What can a Manufacturing Execution System do better than Excel?
A spreadsheet program like Excel is one of the standard Microsoft Office tools and has an immense range of functions. These functions make it possible to show all conceivable planning options but is extremely error-prone due to its complexity. The reason for this is not so much the tool as the user: Since the person responsible for planning enters the data manually into the Excel file, copy-and-paste errors, typos, or problems with the stored formulas are inevitable. Besides that, entering data and planning manually is very time-consuming and in case of unforeseen events such as a machine breakdown or illness, the planner starts all over again. In an MES, planning conditions can be configured as best suited. MES planning runs automatically step by step observing the stored conditions.
Whether in HR management or in performance analysis, for which the calculation of KPIs is essential, an MES is far superior to an Excel sheet in other functional areas as well. A Manufacturing Execution System has standard applications to automatically calculate things like incentive wages or even the Overall Equipment Effectiveness (OEE). Users can retrieve the result in real time and apply it immediately to their further work.
What is MES HYDRA?
MES HYDRA is a Manufacturing Execution System from the software provider MPDV Mikrolab GmbH. The current version HYDRA X was launched in spring 2021. The MES software is unique as it is platform-based and the range of functions goes far beyond the classic tasks as described in VDI Guideline 5600. For instance, there are supporting functions for controlling intralogistics processes or providing operator guidance in assembly processes. On top of that, HYDRA X is not a monolithic system as was previously the case, but is made up of many user-friendly applications, the manufacturing apps. These mApps interact on the Manufacturing Integration Platform and can be combined according to the user's requirements. It is also possible to use external manufacturing applications on the MIP.
The history of MES HYDRA dates back to 1986: At that time HYDRA conquered the market as the first standard software for manufacturing and HR management. Some 20 years later, MPDV delivered HYDRA 7, the first modular MES system. The next generation, HYDRA 8, made its way into the production halls in 2012. HYDRA 8 was the first Manufacturing Execution System from MPDV to be based on VDI Guideline 5600, thereby heralding a completely new generation of MES systems.

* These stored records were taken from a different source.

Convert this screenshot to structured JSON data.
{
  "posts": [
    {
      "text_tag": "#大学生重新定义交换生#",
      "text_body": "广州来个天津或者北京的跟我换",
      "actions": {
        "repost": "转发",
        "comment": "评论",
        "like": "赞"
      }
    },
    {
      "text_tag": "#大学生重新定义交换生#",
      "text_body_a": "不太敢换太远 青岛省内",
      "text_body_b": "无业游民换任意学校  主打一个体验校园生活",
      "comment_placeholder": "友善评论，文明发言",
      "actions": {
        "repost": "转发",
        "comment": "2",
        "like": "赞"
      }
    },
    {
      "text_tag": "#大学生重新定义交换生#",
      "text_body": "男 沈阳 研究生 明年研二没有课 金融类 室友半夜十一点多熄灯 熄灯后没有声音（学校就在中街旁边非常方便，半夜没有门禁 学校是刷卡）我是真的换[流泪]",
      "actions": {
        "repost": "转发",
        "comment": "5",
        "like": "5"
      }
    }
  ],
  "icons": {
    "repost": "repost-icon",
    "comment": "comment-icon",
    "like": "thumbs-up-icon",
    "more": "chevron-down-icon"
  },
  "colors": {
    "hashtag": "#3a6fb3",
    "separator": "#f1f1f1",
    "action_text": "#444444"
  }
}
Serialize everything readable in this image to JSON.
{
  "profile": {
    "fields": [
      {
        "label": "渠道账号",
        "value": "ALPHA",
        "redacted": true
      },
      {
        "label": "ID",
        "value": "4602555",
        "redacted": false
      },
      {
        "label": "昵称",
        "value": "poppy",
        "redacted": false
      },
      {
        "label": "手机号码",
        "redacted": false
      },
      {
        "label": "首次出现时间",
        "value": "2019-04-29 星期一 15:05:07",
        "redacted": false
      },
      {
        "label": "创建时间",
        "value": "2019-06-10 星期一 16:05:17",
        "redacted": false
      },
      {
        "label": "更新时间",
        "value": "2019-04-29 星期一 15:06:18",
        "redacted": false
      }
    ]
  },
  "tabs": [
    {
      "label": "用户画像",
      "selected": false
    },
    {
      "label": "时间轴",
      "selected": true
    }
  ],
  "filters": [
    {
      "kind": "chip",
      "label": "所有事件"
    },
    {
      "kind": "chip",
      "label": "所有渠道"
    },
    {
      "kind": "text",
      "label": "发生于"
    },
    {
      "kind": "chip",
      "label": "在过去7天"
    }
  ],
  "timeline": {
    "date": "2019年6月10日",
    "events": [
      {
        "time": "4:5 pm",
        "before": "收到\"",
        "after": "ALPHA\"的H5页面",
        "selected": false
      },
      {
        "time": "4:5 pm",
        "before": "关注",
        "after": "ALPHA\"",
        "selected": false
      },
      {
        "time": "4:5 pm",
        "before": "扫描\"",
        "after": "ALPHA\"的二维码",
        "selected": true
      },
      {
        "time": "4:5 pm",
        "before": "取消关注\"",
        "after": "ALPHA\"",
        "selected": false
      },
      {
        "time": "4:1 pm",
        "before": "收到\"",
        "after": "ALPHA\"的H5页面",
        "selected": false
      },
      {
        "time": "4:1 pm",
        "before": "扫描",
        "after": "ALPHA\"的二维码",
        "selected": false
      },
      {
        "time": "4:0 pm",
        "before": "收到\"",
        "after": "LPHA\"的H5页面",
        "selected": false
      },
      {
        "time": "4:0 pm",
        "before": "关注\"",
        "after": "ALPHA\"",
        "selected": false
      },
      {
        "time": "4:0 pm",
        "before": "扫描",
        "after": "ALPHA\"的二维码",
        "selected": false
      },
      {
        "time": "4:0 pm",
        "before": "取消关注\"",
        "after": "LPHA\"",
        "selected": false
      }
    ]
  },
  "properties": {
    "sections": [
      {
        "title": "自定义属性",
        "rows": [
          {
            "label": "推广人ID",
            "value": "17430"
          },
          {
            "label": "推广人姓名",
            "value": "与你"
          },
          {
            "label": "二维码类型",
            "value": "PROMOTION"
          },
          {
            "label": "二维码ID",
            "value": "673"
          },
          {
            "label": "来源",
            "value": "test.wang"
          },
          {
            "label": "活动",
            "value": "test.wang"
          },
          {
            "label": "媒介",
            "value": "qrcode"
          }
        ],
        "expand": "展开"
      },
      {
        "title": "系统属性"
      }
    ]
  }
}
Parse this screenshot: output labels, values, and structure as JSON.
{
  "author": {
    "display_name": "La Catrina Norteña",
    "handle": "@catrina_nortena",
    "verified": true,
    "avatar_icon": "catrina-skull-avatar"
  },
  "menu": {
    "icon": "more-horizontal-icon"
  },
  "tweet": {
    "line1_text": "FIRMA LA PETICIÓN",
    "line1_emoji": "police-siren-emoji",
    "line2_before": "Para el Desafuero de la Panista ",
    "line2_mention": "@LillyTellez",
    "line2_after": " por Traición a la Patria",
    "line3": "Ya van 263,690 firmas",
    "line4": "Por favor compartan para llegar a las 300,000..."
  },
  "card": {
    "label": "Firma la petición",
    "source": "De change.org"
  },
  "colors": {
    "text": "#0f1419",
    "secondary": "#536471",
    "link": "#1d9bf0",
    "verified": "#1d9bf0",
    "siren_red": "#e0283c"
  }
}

The videos illustrate the functions of MES HYDRA X and show the software at work.
MES HYDRA by MPDV at a glance.
MES HYDRA X at work at a customer.